**Directions for this task:**
Without leaving out a single line, copy the records exactly.

**Information:**

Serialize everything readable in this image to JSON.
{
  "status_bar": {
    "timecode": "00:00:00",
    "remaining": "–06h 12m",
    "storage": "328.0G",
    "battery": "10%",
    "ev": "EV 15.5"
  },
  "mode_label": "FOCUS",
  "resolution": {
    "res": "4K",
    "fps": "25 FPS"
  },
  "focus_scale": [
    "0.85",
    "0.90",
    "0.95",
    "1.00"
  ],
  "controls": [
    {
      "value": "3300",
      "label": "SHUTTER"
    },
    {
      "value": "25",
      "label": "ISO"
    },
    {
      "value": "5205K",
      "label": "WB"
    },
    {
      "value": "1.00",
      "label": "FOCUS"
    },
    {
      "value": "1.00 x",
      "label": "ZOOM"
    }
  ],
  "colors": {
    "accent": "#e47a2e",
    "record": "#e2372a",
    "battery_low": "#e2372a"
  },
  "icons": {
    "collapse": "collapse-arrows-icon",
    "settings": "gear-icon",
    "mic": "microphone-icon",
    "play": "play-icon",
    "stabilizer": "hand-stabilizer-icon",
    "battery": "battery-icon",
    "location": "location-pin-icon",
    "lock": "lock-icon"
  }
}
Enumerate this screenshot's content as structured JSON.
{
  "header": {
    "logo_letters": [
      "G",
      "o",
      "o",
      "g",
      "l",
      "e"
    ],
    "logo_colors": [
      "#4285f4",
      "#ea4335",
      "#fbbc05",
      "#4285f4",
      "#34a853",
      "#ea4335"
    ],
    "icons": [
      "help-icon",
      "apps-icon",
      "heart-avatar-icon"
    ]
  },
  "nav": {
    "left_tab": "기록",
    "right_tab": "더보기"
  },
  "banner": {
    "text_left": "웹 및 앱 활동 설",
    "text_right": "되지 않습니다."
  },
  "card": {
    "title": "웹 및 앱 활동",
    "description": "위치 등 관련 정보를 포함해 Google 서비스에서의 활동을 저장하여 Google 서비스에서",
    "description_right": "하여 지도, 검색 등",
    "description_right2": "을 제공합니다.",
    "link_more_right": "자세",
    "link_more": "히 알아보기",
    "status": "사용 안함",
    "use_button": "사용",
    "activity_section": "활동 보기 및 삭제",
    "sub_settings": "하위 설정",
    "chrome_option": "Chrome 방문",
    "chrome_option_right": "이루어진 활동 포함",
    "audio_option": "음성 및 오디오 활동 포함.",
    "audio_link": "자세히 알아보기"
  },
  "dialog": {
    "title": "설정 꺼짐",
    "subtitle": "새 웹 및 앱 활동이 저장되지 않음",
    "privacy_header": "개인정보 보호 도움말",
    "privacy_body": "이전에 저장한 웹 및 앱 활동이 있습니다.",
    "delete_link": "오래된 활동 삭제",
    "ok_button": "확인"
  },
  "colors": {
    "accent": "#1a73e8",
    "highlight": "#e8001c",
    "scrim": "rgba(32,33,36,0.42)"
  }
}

**Expected answer:**
Serialize everything readable in this image to JSON.
{
  "status_bar": {
    "timecode": "00:00:00",
    "remaining": "–06h 12m",
    "storage": "328.0G",
    "battery": "10%",
    "ev": "EV 15.5"
  },
  "mode_label": "FOCUS",
  "resolution": {
    "res": "4K",
    "fps": "25 FPS"
  },
  "focus_scale": [
    "0.85",
    "0.90",
    "0.95",
    "1.00"
  ],
  "controls": [
    {
      "value": "3300",
      "label": "SHUTTER"
    },
    {
      "value": "25",
      "label": "ISO"
    },
    {
      "value": "5205K",
      "label": "WB"
    },
    {
      "value": "1.00",
      "label": "FOCUS"
    },
    {
      "value": "1.00 x",
      "label": "ZOOM"
    }
  ],
  "colors": {
    "accent": "#e47a2e",
    "record": "#e2372a",
    "battery_low": "#e2372a"
  },
  "icons": {
    "collapse": "collapse-arrows-icon",
    "settings": "gear-icon",
    "mic": "microphone-icon",
    "play": "play-icon",
    "stabilizer": "hand-stabilizer-icon",
    "battery": "battery-icon",
    "location": "location-pin-icon",
    "lock": "lock-icon"
  }
}
Enumerate this screenshot's content as structured JSON.
{
  "header": {
    "logo_letters": [
      "G",
      "o",
      "o",
      "g",
      "l",
      "e"
    ],
    "logo_colors": [
      "#4285f4",
      "#ea4335",
      "#fbbc05",
      "#4285f4",
      "#34a853",
      "#ea4335"
    ],
    "icons": [
      "help-icon",
      "apps-icon",
      "heart-avatar-icon"
    ]
  },
  "nav": {
    "left_tab": "기록",
    "right_tab": "더보기"
  },
  "banner": {
    "text_left": "웹 및 앱 활동 설",
    "text_right": "되지 않습니다."
  },
  "card": {
    "title": "웹 및 앱 활동",
    "description": "위치 등 관련 정보를 포함해 Google 서비스에서의 활동을 저장하여 Google 서비스에서",
    "description_right": "하여 지도, 검색 등",
    "description_right2": "을 제공합니다.",
    "link_more_right": "자세",
    "link_more": "히 알아보기",
    "status": "사용 안함",
    "use_button": "사용",
    "activity_section": "활동 보기 및 삭제",
    "sub_settings": "하위 설정",
    "chrome_option": "Chrome 방문",
    "chrome_option_right": "이루어진 활동 포함",
    "audio_option": "음성 및 오디오 활동 포함.",
    "audio_link": "자세히 알아보기"
  },
  "dialog": {
    "title": "설정 꺼짐",
    "subtitle": "새 웹 및 앱 활동이 저장되지 않음",
    "privacy_header": "개인정보 보호 도움말",
    "privacy_body": "이전에 저장한 웹 및 앱 활동이 있습니다.",
    "delete_link": "오래된 활동 삭제",
    "ok_button": "확인"
  },
  "colors": {
    "accent": "#1a73e8",
    "highlight": "#e8001c",
    "scrim": "rgba(32,33,36,0.42)"
  }
}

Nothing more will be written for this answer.